The problem
When the string "Приоритетное" occurs in a line of the listing below, return that line.

Data for this task
((

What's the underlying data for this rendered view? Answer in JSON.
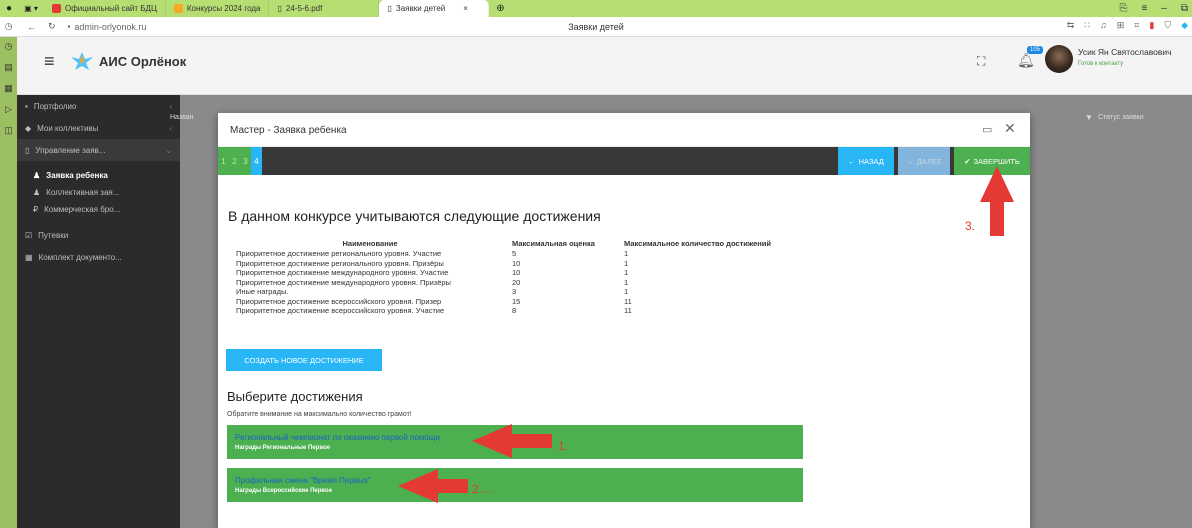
{
  "browser": {
    "tabs": [
      {
        "label": "Официальный сайт БДЦ"
      },
      {
        "label": "Конкурсы 2024 года"
      },
      {
        "label": "24-5-6.pdf"
      },
      {
        "label": "Заявки детей"
      }
    ],
    "url": "admin-orlyonok.ru",
    "page_title": "Заявки детей"
  },
  "header": {
    "app_title": "АИС Орлёнок",
    "notification_count": "105",
    "user_name": "Усик Ян Святославович",
    "user_status": "Готов к контакту"
  },
  "sidebar": {
    "items": [
      {
        "label": "Портфолио"
      },
      {
        "label": "Мои коллективы"
      },
      {
        "label": "Управление заяв..."
      },
      {
        "label": "Заявка ребенка"
      },
      {
        "label": "Коллективная зая..."
      },
      {
        "label": "Коммерческая бро..."
      },
      {
        "label": "Путевки"
      },
      {
        "label": "Комплект документо..."
      }
    ]
  },
  "content": {
    "col_name": "Назван",
    "col_status": "Статус заявки"
  },
  "modal": {
    "title": "Мастер - Заявка ребенка",
    "steps": [
      "1",
      "2",
      "3",
      "4"
    ],
    "btn_back": "НАЗАД",
    "btn_next": "ДАЛЕЕ",
    "btn_finish": "ЗАВЕРШИТЬ",
    "section_title": "В данном конкурсе учитываются следующие достижения",
    "table": {
      "headers": [
        "Наименование",
        "Максимальная оценка",
        "Максимальное количество достижений"
      ],
      "rows": [
        [
          "Приоритетное достижение регионального уровня. Участие",
          "5",
          "1"
        ],
        [
          "Приоритетное достижение регионального уровня. Призёры",
          "10",
          "1"
        ],
        [
          "Приоритетное достижение международного уровня. Участие",
          "10",
          "1"
        ],
        [
          "Приоритетное достижение международного уровня. Призёры",
          "20",
          "1"
        ],
        [
          "Иные награды.",
          "3",
          "1"
        ],
        [
          "Приоритетное достижение всероссийского уровня. Призер",
          "15",
          "11"
        ],
        [
          "Приоритетное достижение всероссийского уровня. Участие",
          "8",
          "11"
        ]
      ]
    },
    "create_button": "СОЗДАТЬ НОВОЕ ДОСТИЖЕНИЕ",
    "choose_title": "Выберите достижения",
    "choose_note": "Обратите внимание на максимально количество грамот!",
    "achievements": [
      {
        "title": "Региональный чемпионат по оказанию первой помощи",
        "meta": "Награды Региональные Первое"
      },
      {
        "title": "Профильная смена \"Время Первых\"",
        "meta": "Награды Всероссийские Первое"
      }
    ]
  },
  "annotations": [
    "1.",
    "2....",
    "3."
  ],
  "colors": {
    "tab_bar": "#b7de73",
    "accent_blue": "#29b6f6",
    "accent_green": "#4caf50",
    "sidebar_bg": "#2b2b2b",
    "annotation_red": "#e53935"
  }
}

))

The completed task
          "Приоритетное достижение регионального уровня. Участие",
          "Приоритетное достижение регионального уровня. Призёры",
          "Приоритетное достижение международного уровня. Участие",
          "Приоритетное достижение международного уровня. Призёры",
          "Приоритетное достижение всероссийского уровня. Призер",
          "Приоритетное достижение всероссийского уровня. Участие",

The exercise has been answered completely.